• **Work order**: Only a number is wanted: how many lines in these records contain the word "time"?

• **Task data**:
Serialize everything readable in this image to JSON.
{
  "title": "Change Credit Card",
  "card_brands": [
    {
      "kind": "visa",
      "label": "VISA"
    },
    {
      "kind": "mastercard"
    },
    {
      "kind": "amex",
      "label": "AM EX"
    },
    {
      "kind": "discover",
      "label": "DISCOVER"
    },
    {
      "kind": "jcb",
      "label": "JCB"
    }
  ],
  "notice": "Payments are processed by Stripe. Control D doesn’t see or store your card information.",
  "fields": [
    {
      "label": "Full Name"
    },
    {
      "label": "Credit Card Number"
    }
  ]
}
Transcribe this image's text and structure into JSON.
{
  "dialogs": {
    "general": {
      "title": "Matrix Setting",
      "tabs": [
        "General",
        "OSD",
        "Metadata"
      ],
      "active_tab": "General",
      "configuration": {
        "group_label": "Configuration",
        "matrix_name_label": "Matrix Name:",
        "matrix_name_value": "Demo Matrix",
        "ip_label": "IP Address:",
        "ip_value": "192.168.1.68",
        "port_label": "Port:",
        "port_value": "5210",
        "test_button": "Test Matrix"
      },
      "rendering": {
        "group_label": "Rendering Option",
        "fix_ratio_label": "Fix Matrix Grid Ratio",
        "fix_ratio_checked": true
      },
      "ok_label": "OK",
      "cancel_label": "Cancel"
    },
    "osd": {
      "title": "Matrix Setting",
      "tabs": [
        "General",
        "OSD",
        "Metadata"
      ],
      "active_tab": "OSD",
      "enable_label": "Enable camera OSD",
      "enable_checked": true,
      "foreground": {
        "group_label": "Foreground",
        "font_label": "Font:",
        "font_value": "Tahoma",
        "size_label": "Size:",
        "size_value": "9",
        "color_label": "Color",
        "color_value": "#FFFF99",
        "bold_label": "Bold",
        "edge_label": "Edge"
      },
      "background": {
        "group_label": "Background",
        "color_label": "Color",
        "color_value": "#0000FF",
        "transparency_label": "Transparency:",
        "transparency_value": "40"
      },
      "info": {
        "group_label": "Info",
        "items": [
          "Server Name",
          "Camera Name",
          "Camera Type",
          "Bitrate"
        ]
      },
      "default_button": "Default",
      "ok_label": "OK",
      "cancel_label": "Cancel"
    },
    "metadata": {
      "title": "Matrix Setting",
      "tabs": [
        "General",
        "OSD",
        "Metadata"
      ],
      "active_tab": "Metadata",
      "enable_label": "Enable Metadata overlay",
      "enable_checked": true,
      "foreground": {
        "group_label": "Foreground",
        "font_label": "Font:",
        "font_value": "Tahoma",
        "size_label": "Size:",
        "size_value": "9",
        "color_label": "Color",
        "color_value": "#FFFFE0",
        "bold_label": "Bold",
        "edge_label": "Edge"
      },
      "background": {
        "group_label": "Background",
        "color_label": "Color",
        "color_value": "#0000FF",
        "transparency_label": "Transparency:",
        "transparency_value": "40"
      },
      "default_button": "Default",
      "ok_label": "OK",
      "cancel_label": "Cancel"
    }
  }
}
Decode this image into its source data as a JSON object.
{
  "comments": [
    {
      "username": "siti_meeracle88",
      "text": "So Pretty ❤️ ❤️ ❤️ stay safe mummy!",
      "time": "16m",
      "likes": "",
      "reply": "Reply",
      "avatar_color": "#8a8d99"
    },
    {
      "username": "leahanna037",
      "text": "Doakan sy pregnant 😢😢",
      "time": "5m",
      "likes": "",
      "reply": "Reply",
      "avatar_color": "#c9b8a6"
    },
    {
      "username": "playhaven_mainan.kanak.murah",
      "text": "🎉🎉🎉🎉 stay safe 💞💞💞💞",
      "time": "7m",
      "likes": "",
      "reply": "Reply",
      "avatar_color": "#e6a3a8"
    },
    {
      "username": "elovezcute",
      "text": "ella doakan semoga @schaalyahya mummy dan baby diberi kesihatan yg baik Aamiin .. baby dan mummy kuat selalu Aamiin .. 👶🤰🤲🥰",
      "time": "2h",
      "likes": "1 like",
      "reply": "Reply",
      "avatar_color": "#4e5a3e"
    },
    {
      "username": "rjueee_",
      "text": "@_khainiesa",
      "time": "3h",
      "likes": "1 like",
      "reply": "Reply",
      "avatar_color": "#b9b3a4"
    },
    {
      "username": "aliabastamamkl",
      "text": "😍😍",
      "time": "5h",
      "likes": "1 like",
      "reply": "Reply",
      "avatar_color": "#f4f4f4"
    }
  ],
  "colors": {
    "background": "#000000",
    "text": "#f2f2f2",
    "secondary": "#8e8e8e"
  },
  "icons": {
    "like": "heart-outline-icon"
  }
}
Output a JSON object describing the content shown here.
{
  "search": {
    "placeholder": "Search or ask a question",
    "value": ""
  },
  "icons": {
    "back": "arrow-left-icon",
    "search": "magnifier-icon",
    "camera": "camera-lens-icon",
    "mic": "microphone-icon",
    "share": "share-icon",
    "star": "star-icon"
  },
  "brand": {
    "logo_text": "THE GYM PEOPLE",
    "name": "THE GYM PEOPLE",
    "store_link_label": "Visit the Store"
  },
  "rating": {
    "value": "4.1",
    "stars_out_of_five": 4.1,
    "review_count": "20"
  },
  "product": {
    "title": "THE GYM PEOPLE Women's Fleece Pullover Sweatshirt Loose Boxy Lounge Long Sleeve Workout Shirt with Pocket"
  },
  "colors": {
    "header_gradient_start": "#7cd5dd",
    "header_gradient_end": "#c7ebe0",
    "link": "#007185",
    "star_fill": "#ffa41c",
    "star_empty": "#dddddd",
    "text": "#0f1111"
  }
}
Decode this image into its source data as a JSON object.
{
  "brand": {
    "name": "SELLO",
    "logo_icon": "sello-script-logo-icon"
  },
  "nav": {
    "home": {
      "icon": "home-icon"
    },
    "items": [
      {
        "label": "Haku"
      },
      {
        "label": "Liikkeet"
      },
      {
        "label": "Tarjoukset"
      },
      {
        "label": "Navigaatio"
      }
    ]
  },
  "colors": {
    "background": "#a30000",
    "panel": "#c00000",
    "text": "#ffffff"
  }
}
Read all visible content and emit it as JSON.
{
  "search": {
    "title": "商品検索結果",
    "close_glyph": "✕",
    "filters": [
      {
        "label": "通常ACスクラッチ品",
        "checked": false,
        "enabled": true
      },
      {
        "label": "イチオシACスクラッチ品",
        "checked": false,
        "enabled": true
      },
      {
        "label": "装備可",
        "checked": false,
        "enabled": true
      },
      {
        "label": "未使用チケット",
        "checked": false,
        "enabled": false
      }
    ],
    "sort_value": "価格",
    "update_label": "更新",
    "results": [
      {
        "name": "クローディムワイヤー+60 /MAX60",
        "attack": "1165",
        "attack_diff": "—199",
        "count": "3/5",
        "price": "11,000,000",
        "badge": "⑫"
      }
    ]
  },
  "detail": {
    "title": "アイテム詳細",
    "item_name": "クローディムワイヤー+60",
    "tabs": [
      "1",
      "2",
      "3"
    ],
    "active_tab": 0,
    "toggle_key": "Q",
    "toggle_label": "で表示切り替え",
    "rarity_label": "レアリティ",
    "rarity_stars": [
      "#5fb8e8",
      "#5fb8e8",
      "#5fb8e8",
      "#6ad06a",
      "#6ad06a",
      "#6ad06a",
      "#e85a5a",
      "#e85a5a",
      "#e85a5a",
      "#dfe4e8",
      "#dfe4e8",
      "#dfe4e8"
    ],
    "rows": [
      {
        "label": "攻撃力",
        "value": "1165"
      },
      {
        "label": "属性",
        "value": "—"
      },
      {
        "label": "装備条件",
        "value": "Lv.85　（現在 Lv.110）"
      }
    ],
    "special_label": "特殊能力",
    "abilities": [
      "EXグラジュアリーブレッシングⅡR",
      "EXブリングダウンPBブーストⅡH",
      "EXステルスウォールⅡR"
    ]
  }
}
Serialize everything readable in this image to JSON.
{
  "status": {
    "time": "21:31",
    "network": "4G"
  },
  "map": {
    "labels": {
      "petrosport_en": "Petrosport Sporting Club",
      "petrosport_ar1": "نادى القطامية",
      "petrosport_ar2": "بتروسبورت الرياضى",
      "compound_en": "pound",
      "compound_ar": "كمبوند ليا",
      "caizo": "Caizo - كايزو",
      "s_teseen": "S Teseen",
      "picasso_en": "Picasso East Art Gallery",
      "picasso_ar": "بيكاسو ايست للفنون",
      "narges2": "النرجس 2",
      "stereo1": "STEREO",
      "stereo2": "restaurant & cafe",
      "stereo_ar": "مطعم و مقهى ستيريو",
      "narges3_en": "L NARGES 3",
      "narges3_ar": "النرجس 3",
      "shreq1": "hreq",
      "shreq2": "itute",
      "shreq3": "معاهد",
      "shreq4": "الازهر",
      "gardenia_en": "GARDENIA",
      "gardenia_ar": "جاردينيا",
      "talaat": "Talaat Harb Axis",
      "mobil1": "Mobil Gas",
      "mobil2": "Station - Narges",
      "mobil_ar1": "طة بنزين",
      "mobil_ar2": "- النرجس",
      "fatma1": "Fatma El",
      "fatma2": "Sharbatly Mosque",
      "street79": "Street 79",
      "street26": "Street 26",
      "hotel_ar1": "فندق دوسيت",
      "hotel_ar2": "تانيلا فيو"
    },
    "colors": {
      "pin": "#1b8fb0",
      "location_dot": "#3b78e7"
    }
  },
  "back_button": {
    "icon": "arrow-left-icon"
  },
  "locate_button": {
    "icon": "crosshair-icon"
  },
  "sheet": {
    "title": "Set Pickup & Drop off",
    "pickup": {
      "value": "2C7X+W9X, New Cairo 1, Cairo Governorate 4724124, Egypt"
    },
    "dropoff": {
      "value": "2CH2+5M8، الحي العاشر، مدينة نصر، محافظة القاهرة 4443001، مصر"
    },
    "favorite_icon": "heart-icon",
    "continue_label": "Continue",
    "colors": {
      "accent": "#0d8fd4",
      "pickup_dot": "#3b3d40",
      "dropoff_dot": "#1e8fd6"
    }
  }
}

• **Response area**: 7